**Data**
___

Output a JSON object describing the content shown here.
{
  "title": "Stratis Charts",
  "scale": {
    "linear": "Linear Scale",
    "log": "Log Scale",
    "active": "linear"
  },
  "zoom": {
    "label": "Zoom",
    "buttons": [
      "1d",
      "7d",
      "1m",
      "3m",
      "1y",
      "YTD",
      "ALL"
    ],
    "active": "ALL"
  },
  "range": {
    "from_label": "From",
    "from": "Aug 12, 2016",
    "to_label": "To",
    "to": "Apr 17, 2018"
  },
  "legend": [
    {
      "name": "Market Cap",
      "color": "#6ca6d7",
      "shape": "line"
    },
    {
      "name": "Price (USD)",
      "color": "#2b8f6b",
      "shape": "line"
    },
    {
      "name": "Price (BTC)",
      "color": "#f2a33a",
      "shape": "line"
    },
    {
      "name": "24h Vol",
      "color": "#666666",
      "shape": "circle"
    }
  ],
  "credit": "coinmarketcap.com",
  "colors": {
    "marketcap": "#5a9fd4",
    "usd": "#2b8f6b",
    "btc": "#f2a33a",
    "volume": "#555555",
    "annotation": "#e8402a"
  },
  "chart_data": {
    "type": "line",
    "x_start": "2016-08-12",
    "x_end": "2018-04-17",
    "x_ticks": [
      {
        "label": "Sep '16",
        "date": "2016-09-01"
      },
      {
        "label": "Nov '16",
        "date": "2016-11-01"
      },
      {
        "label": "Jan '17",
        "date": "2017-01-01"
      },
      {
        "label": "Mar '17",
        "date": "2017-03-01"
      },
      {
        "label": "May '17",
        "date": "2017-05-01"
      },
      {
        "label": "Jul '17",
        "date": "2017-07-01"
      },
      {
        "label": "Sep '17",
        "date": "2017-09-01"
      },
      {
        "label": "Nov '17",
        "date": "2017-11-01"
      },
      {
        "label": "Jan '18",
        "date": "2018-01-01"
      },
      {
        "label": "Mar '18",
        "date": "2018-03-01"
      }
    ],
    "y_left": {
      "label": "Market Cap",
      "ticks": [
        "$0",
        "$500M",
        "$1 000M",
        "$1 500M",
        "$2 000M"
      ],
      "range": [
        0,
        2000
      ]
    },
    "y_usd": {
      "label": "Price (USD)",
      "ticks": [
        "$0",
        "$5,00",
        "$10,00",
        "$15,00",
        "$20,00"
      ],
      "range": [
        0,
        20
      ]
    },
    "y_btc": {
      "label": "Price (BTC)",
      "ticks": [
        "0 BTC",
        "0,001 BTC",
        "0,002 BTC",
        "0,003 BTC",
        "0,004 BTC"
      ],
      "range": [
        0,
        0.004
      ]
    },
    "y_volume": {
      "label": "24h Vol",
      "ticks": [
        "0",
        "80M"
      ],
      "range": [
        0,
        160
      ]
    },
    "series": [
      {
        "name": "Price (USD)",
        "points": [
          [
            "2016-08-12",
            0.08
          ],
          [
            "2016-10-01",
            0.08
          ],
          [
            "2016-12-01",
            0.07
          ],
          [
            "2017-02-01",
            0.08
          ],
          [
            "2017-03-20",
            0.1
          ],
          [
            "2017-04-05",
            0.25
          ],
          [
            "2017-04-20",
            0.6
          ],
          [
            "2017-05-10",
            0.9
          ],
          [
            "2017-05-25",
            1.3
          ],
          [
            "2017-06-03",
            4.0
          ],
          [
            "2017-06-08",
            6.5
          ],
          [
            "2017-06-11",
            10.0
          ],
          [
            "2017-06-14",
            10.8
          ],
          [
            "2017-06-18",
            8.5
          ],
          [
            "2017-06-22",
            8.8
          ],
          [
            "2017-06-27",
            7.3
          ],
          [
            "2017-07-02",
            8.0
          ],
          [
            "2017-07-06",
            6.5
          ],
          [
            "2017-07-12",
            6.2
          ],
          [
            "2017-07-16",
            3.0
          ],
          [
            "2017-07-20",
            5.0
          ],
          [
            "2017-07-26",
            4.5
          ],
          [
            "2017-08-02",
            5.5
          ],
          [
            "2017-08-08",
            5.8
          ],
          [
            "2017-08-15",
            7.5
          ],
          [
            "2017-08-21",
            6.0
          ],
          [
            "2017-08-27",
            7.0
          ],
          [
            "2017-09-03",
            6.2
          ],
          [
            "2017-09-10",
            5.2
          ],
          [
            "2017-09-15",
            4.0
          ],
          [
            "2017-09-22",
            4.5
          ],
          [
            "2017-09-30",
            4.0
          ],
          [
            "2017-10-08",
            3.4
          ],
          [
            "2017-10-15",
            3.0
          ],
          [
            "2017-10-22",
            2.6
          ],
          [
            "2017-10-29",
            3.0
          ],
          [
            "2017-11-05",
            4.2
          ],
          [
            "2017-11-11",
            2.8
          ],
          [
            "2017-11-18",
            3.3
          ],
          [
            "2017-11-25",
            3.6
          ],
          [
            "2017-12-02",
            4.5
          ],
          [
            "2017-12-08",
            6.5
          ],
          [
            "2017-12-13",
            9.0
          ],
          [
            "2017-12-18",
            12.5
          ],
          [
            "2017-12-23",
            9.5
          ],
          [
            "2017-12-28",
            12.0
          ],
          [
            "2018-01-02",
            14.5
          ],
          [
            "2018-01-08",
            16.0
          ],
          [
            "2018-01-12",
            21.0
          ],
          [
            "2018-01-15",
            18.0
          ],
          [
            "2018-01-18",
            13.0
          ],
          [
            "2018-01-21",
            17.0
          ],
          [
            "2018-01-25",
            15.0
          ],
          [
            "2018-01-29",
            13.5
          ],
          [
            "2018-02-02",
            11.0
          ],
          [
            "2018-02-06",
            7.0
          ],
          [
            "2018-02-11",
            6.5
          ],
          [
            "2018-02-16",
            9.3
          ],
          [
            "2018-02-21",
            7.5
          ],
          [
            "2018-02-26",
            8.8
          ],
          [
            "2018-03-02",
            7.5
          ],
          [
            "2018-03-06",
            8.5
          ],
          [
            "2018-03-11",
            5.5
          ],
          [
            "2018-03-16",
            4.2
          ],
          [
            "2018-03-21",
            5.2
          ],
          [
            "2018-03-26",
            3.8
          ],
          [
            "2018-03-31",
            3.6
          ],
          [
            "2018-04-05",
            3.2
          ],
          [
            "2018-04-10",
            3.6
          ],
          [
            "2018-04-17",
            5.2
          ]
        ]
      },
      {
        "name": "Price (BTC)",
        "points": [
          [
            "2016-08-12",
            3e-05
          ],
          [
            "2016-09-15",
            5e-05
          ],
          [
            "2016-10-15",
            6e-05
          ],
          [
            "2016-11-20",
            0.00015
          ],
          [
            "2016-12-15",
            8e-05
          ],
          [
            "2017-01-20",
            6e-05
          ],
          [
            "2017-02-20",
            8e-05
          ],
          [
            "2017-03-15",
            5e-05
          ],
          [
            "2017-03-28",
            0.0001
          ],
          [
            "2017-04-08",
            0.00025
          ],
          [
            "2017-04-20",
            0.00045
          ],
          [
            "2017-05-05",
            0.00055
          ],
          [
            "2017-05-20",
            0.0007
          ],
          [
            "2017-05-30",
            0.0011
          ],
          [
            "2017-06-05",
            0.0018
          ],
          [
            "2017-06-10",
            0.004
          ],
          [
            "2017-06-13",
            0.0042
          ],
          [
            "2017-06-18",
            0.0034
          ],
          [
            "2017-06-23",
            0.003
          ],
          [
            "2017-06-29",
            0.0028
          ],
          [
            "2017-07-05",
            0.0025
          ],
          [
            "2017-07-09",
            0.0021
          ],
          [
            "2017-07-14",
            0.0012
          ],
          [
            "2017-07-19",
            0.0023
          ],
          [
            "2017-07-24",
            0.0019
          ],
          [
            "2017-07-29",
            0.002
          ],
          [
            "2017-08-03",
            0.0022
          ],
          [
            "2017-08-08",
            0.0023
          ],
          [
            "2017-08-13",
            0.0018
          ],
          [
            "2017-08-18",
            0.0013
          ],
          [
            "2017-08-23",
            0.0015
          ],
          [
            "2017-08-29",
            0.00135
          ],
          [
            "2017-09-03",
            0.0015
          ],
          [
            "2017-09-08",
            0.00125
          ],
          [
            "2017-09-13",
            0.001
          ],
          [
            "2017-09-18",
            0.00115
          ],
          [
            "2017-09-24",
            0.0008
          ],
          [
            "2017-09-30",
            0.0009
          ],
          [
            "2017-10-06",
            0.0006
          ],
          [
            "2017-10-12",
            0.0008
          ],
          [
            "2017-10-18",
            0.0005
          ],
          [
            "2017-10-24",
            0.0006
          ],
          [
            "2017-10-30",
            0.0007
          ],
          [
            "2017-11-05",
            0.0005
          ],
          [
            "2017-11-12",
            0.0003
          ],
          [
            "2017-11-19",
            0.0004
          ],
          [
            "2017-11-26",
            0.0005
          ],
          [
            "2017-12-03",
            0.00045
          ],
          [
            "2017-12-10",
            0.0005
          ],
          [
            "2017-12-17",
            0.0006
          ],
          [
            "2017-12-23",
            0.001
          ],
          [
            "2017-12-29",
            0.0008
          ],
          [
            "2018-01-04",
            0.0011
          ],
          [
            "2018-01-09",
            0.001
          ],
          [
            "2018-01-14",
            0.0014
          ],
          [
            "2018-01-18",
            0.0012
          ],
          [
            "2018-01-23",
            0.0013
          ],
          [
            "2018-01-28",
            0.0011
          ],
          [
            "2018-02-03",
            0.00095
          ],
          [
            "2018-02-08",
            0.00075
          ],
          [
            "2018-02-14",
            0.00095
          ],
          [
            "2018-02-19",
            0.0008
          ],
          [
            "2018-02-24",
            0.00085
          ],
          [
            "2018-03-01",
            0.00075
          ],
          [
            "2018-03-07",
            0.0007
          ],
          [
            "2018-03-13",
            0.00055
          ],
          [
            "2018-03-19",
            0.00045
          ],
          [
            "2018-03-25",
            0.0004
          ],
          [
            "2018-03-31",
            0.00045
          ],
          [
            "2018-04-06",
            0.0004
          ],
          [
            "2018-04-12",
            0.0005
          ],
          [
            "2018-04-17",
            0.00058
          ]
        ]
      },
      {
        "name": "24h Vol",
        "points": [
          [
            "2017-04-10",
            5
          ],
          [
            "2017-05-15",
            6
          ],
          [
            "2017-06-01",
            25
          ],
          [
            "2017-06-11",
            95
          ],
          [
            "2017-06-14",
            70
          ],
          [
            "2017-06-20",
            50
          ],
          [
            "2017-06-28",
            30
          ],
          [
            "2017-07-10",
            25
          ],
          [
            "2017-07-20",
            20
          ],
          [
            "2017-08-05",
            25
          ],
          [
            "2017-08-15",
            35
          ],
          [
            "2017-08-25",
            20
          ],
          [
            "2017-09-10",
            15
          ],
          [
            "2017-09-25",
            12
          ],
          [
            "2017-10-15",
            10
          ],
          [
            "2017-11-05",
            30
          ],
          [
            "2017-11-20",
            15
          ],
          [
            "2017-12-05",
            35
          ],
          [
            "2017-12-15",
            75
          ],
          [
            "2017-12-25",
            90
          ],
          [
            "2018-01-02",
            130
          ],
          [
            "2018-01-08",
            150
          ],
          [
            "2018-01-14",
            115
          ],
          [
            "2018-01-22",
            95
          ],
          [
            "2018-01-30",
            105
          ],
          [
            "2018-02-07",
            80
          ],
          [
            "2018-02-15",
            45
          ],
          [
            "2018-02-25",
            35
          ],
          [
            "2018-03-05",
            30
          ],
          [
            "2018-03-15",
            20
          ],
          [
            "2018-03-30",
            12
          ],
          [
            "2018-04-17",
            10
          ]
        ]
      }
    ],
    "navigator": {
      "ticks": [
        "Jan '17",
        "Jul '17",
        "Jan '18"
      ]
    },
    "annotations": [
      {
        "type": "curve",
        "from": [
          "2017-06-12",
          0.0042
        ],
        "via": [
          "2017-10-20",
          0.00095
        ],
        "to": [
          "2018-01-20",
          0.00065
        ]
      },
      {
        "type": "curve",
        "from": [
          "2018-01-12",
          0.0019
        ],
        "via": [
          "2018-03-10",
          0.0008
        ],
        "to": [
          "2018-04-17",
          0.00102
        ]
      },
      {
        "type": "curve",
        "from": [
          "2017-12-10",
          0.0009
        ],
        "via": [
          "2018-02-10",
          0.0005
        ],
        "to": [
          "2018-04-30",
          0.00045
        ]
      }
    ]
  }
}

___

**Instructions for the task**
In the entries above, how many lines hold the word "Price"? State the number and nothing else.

**Answer to the exercise**
6